------ Materials provided ------

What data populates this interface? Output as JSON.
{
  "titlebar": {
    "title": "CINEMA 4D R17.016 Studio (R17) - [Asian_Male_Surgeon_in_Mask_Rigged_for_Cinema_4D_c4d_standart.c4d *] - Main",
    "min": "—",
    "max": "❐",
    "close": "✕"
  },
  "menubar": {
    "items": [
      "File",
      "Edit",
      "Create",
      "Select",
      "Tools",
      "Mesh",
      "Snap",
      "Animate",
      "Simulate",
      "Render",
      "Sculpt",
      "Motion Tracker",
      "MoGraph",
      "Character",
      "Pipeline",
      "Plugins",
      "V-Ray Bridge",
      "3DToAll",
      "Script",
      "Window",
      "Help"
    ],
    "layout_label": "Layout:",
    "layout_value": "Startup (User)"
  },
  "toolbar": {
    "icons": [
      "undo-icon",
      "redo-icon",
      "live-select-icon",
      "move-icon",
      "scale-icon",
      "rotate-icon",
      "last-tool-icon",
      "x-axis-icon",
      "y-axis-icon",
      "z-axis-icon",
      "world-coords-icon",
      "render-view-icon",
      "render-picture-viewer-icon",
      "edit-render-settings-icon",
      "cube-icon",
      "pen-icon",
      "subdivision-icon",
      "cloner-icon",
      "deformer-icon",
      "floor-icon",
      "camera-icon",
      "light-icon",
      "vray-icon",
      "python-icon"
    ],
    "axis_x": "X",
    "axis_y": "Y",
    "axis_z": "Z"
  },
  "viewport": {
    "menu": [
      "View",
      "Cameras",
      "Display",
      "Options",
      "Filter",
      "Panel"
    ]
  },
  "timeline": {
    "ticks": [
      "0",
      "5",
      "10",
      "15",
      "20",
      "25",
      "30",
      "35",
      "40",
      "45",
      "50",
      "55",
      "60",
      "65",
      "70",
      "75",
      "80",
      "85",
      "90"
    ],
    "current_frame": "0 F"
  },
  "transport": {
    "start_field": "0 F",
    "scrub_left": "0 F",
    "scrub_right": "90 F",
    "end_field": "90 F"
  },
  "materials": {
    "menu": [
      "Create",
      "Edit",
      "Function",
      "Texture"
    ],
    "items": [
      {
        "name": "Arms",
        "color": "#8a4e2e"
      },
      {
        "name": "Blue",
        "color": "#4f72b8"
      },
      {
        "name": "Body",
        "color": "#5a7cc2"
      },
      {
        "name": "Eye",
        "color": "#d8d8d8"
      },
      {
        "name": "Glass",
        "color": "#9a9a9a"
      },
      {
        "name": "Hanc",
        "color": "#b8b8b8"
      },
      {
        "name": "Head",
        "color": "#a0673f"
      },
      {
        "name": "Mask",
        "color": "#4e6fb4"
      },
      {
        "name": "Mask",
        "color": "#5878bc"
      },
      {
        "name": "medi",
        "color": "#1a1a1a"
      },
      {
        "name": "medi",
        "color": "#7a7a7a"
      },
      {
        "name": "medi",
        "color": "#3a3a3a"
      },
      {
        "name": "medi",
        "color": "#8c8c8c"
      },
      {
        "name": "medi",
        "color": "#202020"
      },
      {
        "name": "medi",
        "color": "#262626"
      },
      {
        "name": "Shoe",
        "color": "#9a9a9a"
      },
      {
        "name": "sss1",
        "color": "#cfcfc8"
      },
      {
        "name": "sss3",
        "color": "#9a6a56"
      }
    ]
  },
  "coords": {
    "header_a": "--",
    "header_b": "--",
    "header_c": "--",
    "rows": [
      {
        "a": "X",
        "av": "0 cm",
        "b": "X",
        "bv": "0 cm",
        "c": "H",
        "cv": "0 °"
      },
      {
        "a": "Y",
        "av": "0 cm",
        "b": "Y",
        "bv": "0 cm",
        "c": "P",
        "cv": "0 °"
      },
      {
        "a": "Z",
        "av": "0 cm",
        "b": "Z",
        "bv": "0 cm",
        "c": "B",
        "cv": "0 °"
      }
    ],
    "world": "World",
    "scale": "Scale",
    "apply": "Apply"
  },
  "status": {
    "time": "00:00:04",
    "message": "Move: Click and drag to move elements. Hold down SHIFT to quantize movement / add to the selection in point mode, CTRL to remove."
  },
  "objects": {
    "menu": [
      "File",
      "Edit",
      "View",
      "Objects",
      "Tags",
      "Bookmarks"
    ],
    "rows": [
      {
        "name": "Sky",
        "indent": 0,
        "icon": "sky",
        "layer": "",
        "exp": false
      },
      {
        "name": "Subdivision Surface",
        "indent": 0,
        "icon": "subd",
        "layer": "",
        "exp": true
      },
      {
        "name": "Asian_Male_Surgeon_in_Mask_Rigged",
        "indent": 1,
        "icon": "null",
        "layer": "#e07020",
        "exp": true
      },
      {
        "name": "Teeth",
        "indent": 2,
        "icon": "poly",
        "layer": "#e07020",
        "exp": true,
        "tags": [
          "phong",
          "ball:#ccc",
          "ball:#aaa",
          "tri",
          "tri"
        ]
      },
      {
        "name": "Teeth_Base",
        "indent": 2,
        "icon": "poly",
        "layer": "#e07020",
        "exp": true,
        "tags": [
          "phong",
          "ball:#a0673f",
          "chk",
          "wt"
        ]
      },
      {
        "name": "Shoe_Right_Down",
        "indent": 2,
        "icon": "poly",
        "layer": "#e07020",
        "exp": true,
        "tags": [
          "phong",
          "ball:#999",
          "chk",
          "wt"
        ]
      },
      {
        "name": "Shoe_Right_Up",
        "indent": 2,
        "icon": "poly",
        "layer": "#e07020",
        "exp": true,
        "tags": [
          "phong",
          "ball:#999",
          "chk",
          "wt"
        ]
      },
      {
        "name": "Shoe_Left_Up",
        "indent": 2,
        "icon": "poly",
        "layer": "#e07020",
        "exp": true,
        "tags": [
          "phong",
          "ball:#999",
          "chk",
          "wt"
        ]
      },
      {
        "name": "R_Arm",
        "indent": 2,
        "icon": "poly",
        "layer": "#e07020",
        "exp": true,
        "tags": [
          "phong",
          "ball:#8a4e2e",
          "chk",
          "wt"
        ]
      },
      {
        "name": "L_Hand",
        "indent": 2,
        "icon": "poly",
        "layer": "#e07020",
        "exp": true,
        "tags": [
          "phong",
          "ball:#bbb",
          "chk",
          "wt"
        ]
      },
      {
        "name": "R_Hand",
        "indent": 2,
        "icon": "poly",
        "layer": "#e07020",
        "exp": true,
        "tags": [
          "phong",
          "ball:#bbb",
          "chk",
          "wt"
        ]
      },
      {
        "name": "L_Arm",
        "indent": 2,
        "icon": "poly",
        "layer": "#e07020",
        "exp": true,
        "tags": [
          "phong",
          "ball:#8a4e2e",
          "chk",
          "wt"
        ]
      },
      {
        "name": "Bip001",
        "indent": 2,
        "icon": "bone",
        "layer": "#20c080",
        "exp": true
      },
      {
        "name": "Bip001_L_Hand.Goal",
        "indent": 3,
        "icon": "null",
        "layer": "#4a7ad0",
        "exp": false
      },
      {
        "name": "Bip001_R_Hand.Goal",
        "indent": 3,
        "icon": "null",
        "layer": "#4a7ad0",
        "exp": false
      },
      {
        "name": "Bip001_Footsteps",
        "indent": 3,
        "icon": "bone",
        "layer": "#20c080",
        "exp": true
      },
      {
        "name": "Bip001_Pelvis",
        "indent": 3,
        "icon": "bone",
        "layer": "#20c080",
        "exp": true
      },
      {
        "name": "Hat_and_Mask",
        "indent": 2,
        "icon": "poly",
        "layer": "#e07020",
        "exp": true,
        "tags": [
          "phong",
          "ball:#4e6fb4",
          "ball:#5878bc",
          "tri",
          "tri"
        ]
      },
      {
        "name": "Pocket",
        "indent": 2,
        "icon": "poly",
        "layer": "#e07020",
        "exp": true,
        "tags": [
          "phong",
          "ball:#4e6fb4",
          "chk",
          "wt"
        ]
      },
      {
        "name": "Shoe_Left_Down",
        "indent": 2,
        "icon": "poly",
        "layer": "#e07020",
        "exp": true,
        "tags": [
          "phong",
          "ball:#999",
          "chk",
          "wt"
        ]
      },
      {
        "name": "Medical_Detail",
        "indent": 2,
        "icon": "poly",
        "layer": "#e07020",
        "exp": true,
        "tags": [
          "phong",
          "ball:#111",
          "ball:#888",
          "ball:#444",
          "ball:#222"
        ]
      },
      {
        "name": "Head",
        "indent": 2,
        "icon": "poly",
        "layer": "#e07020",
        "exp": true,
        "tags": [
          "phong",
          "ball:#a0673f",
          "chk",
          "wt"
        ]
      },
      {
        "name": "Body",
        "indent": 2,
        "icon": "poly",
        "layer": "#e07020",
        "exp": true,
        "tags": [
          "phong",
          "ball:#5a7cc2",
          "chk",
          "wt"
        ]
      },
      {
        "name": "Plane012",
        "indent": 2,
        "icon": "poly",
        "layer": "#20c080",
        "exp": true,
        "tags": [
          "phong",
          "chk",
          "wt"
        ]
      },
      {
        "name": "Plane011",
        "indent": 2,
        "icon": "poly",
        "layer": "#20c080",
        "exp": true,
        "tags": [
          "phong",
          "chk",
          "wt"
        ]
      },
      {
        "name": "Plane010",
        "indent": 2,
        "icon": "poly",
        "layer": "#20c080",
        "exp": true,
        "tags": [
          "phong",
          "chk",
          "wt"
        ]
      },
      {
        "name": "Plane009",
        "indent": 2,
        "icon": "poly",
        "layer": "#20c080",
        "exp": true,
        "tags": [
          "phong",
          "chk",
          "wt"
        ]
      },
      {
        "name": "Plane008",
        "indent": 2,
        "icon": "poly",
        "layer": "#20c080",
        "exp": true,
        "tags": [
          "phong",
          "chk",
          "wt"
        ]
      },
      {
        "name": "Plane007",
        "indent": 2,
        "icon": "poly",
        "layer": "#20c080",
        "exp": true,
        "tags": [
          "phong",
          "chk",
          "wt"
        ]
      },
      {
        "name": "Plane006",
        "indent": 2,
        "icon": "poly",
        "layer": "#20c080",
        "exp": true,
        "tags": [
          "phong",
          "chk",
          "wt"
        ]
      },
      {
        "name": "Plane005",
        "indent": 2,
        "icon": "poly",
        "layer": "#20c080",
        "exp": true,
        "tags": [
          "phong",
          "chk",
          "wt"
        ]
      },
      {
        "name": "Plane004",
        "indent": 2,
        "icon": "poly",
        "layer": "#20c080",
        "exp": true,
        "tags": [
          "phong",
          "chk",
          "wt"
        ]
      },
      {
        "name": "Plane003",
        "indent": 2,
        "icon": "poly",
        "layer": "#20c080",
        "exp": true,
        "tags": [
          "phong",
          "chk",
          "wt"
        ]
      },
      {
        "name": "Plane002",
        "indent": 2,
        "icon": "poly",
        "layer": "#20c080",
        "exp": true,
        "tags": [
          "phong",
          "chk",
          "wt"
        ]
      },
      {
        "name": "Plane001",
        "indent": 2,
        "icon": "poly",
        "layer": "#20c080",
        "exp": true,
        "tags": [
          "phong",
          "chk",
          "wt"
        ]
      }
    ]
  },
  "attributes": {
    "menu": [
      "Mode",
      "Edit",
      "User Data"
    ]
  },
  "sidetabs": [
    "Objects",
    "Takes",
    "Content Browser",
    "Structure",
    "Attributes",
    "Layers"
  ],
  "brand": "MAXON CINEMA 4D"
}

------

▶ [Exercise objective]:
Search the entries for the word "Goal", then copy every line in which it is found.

▶ [Problem solution]:
        "name": "Bip001_L_Hand.Goal",
        "name": "Bip001_R_Hand.Goal",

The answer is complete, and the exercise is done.